_Problem description_
Check every line below for the word "true" and copy the ones that have it.

_Material provided_
◇ ◇ ◇ ◇ ◇ ◇ ◇

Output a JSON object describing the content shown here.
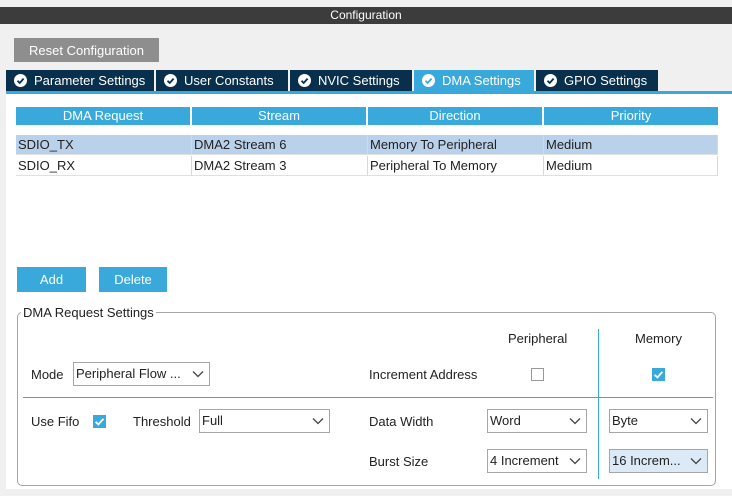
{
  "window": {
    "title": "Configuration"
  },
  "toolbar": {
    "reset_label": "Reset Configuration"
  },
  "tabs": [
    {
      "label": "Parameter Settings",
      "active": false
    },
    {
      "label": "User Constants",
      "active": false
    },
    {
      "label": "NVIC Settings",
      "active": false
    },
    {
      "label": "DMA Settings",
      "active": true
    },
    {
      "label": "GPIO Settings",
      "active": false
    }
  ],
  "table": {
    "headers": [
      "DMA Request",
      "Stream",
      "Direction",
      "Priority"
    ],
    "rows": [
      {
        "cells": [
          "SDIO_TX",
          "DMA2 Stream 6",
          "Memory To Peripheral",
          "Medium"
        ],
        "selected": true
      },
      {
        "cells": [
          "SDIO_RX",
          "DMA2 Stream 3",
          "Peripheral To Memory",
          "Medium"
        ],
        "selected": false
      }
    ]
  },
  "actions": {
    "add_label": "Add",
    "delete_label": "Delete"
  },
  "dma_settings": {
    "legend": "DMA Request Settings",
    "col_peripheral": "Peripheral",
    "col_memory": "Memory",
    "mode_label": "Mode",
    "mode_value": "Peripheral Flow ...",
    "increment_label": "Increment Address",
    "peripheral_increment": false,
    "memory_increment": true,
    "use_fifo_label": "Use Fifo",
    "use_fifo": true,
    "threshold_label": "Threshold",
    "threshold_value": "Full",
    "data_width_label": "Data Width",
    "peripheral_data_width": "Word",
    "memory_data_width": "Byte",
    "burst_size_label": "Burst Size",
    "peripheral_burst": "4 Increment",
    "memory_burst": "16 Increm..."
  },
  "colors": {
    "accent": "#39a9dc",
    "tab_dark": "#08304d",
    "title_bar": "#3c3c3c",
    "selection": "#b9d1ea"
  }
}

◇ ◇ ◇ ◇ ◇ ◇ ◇

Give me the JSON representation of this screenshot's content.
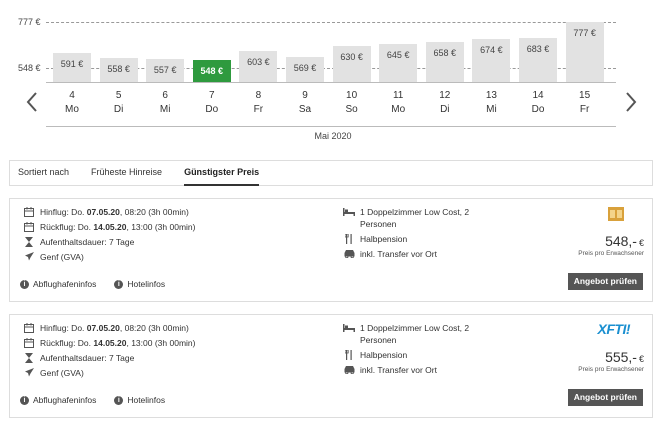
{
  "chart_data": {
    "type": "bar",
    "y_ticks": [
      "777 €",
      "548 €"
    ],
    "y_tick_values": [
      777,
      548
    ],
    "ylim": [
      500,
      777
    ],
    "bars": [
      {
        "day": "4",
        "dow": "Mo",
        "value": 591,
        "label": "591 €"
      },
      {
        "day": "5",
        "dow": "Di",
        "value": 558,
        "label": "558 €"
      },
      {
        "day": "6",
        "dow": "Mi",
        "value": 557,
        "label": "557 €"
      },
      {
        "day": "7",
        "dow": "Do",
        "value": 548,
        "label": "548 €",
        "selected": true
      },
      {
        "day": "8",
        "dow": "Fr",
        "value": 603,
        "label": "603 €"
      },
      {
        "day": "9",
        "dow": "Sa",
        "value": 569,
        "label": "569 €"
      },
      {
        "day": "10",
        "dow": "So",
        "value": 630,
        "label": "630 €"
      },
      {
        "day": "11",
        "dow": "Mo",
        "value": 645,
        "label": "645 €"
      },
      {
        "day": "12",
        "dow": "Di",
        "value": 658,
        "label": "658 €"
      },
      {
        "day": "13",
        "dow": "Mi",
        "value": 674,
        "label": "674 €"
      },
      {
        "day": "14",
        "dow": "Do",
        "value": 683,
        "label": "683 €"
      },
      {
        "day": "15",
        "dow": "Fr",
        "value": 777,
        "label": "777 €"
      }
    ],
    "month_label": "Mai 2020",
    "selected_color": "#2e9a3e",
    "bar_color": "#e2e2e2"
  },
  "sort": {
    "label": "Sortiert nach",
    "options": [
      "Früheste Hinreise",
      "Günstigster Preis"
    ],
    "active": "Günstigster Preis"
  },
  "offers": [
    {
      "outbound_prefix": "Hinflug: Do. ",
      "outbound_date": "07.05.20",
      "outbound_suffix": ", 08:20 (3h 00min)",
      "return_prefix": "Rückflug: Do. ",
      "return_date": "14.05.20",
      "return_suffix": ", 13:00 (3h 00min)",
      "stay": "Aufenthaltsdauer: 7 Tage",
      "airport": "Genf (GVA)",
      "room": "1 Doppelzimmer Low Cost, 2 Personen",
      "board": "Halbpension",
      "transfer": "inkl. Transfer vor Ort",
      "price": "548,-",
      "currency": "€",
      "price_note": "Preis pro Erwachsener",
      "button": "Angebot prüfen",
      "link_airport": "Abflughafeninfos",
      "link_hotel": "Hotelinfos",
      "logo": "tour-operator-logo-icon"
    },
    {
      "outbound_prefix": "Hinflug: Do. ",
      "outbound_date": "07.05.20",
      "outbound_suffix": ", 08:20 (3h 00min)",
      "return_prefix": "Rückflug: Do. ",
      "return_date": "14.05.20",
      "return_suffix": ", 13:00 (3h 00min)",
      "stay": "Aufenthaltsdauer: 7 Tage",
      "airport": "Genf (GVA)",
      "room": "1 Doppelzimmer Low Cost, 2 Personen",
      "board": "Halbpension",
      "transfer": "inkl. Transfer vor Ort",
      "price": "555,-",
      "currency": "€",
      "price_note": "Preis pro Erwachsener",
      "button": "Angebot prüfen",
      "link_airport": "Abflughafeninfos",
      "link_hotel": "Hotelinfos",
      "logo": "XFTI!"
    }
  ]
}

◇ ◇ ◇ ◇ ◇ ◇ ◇

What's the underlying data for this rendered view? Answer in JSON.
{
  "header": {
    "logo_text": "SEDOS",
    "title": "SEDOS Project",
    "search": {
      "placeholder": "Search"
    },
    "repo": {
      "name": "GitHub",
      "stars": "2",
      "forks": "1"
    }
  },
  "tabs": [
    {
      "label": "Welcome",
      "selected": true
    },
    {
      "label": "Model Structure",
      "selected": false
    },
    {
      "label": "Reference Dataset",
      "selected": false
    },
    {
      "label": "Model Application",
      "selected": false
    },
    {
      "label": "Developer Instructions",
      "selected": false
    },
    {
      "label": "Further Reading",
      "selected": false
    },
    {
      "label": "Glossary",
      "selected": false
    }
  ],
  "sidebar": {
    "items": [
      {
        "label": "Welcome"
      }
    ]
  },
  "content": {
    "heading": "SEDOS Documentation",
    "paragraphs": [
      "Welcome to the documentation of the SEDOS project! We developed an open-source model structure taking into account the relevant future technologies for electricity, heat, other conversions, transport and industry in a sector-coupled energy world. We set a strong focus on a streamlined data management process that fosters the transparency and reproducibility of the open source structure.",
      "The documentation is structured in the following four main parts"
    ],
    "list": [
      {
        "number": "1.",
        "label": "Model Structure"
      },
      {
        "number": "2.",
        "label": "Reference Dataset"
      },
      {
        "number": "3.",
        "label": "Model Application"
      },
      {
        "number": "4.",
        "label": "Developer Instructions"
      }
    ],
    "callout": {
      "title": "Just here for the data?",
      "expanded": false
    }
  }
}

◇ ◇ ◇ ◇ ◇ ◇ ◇

_Answer below_
      "active": true
        "selected": true
    "memory_increment": true,
    "use_fifo": true,
        "selected": true
      "selected": true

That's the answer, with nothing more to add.